****Our family has a vision to home educate our children. I want to share our journey, thoughts, ideas, trials, errors, and successes. I will be adding a new side bar with links to homeschooling posts. I don’t believe this is the time to start a new blog so I will utilize Finding Michelle to share with you on this expedition. And like all things on Finding Michelle…this may last, it may not. My blogging life revolves around my faithfulness to my husband and children first and foremost.****

Lily really wants to ride a bus. And she also really wants to go to school with her 5-year-old cousins. Sometimes the bus thing pulls at my heartstrings a little bit since I know she will probably never go to a public school unless God has other plans. It pulls at my heartstrings, but not enough to become a Halloween Hypocrite all over. We’re just hoping Daddy can hook us up with a field trip ride on a bus.

This morning while in town Lily saw a bus and once again we spoke about her desire to go to school with her cousins. I explained that Daddy and Mommy felt that God’s desire was for them to teach her instead of sending her to school. She wanted to know what her cousins did in school and I explained that they learn about numbers, letters, shapes, and colors in school. I told her if she wanted we could go ahead and start school with her. Later in the car ride she spoke up and said she wanted to “do school” and when asked what she wanted to learn about, her answer was… “God.” (Reason #1 to homeschool, we can learn about God anytime!)

So, today when J.J. went down for a morning nap, Lily and I spent time “schooling.” Of course, the only difference between this and any other day of our life, I told her it was school. I have adopted the philosophy you homeschool your children from the time they are born. They learn simply though living. Some parents choose to do preschool curriculum. We believe we can teach them everything they need to know in preschool and probably through kindergarten virtually free.

Our first lesson today was on colors. I was aware she basically knew her colors, but this was really a great illustration for me to see just how much she knew.
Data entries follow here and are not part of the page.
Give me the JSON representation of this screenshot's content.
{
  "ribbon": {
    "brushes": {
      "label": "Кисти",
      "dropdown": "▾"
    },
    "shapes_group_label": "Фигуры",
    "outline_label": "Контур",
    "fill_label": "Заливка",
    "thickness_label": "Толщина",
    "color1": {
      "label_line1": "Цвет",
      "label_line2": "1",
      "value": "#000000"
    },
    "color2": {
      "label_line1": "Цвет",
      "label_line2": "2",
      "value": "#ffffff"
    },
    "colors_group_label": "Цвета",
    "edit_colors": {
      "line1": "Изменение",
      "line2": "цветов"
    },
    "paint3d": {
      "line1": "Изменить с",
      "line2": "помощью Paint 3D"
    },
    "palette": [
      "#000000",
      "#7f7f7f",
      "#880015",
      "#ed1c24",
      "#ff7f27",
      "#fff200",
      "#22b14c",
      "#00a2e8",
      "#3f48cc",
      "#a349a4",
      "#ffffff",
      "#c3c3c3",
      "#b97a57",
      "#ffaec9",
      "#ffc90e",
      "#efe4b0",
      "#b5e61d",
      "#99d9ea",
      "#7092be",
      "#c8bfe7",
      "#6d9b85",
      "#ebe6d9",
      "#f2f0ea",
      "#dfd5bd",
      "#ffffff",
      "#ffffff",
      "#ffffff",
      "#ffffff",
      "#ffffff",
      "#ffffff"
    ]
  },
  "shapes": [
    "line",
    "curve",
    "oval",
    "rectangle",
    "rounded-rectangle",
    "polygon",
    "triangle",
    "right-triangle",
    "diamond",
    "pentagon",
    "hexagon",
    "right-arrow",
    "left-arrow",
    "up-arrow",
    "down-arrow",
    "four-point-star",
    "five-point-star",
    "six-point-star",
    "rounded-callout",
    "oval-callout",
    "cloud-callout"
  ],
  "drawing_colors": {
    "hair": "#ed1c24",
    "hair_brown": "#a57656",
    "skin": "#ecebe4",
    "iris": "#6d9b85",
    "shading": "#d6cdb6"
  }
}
I equipped myself with a role of pennies and Lily with a small purse we got out of a kids meal. We decided to venture off in search of colors. The first few questions consisted of me asking Lily to find something a specific color. As we went on, she pointed to things and told me what color they were. She did a great job and earned 26 coins for her bag! After all the color finding, we counted the coins and she put them in her piggy bank to add to the money she is saving to buy a horse. And finally, we took time to pray and thank God for all the wonderful colors He has blessed us with.

What a great day of school and it only costs me 26 cents!

Friday, June 4, 2010

Announcements and a James Soles CD Giveaway

I decided to take some time to announce some changes to Finding Michelle. Well, really not some changes, a change. I’m going to make an attempt to post at least twice a week on Monday and Thursday. I have finally decided there is too much I want to “journal” and I’m missing all sorts by not taking the time to let my creative juices flow. I’ve got some posts on back up and I’m going to try to stay ahead this time!

I’m pleased to say that as I write this…Nate and I will be having our first overnight date in THREE years! We are both so excited. So, this is contributing to Number 10, but I guess only God knows if it will interfere with Number 6! ;)

Just FYI: Kimberly at Raising Olives is having an awesome give away for a Jamie Soles CD. If you haven’t listened, check him out. I have had the opportunity to listen to some samples and really enjoy what I hear. Go over and visit Kimberly. Stay awhile and you’ll see the hand the of God in their lives.

Have a great weekend and see you on Monday!